Though you can pick up quite a lot of stuff you might need in the major hubs, we’d recommend taking supplies of any essentials, such as favourite nappies, formula etc., as well as your preferred brand of sunscreen and insect repellent. Light, long sleeved shirts, a light scarf or two, and long trousers or skirts will mean that you’re prepared for any eventuality, including modest dress codes at sites of religious significance. They’ll also help provide valuable protection against strong sunlight and mosquitoes. If you’re travelling with tinies, consider taking a really good baby carrier, as push-chairs might be a pain to get around with.

Many people visit Indonesia to participate in its world-famous wellness culture, including yoga, and there are plenty of ways for families to get involved. If you’re in Bali, the question should probably be ‘where can’t we do yoga?!’ Yoga and meditation are offered at many resorts, and it’s so ubiquitous that many don’t make a big thing of it on their websites, so it’s always worth asking if you’re keen. Some resorts offer private yoga classes which can be adapted for kids, and there’s often childcare available if you want to participate without the littlies in tow!

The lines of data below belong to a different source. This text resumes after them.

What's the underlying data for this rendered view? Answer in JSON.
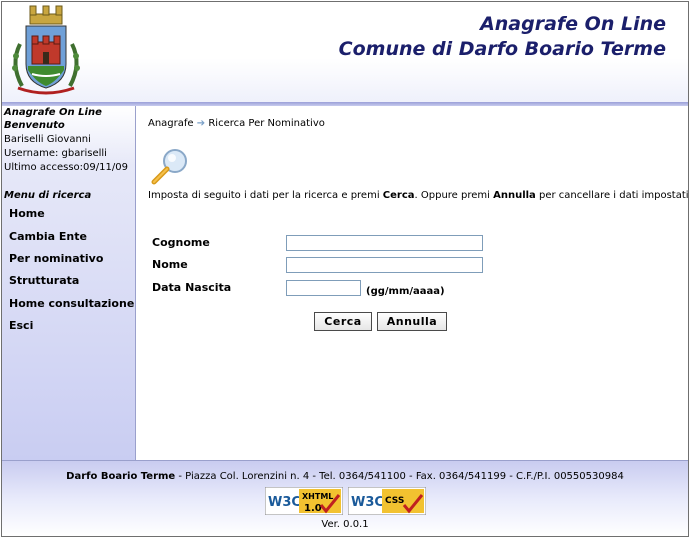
{
  "header": {
    "title_line1": "Anagrafe On Line",
    "title_line2": "Comune di Darfo Boario Terme"
  },
  "sidebar": {
    "app_name": "Anagrafe On Line",
    "welcome": "Benvenuto",
    "user_name": "Bariselli Giovanni",
    "username_line": "Username: gbariselli",
    "last_access": "Ultimo accesso:09/11/09",
    "menu_title": "Menu di ricerca",
    "items": [
      {
        "label": "Home"
      },
      {
        "label": "Cambia Ente"
      },
      {
        "label": "Per nominativo"
      },
      {
        "label": "Strutturata"
      },
      {
        "label": "Home consultazione"
      },
      {
        "label": "Esci"
      }
    ]
  },
  "breadcrumb": {
    "root": "Anagrafe",
    "separator": "➔",
    "current": "Ricerca Per Nominativo"
  },
  "instruction": {
    "part1": "Imposta di seguito i dati per la ricerca e premi ",
    "bold1": "Cerca",
    "part2": ".  Oppure premi ",
    "bold2": "Annulla",
    "part3": " per cancellare i dati impostati."
  },
  "form": {
    "cognome_label": "Cognome",
    "cognome_value": "",
    "nome_label": "Nome",
    "nome_value": "",
    "data_label": "Data Nascita",
    "data_value": "",
    "date_hint": "(gg/mm/aaaa)",
    "search_button": "Cerca",
    "cancel_button": "Annulla"
  },
  "footer": {
    "org_name": "Darfo Boario Terme",
    "address": " - Piazza Col. Lorenzini n. 4 - Tel. 0364/541100 - Fax. 0364/541199 - C.F./P.I. 00550530984",
    "badge_xhtml_top": "XHTML",
    "badge_xhtml_version": "1.0",
    "badge_w3c": "W3C",
    "badge_css": "CSS",
    "version": "Ver. 0.0.1"
  },
  "icons": {
    "crest": "municipal-crest-icon",
    "search": "magnifier-icon",
    "arrow": "breadcrumb-arrow-icon"
  },
  "colors": {
    "title": "#1b1f6b",
    "sidebar_bottom": "#c9cdf2",
    "accent_arrow": "#7aa0c8"
  }
}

ATM machines are widely available throughout Indonesia, including most airports, so there’s no need to obtain Rupiah in advance of your arrival, although it is possible to do so. It is essential to arrive with some US $ to obtain your visa upon arrival, which must be paid in US$ cash. ATM’s usually offer good rates of exchange, often better than you will find in many currency exchange bureaus or hotels. In most shops and restaurants only Rupiah cash and card payments are accepted.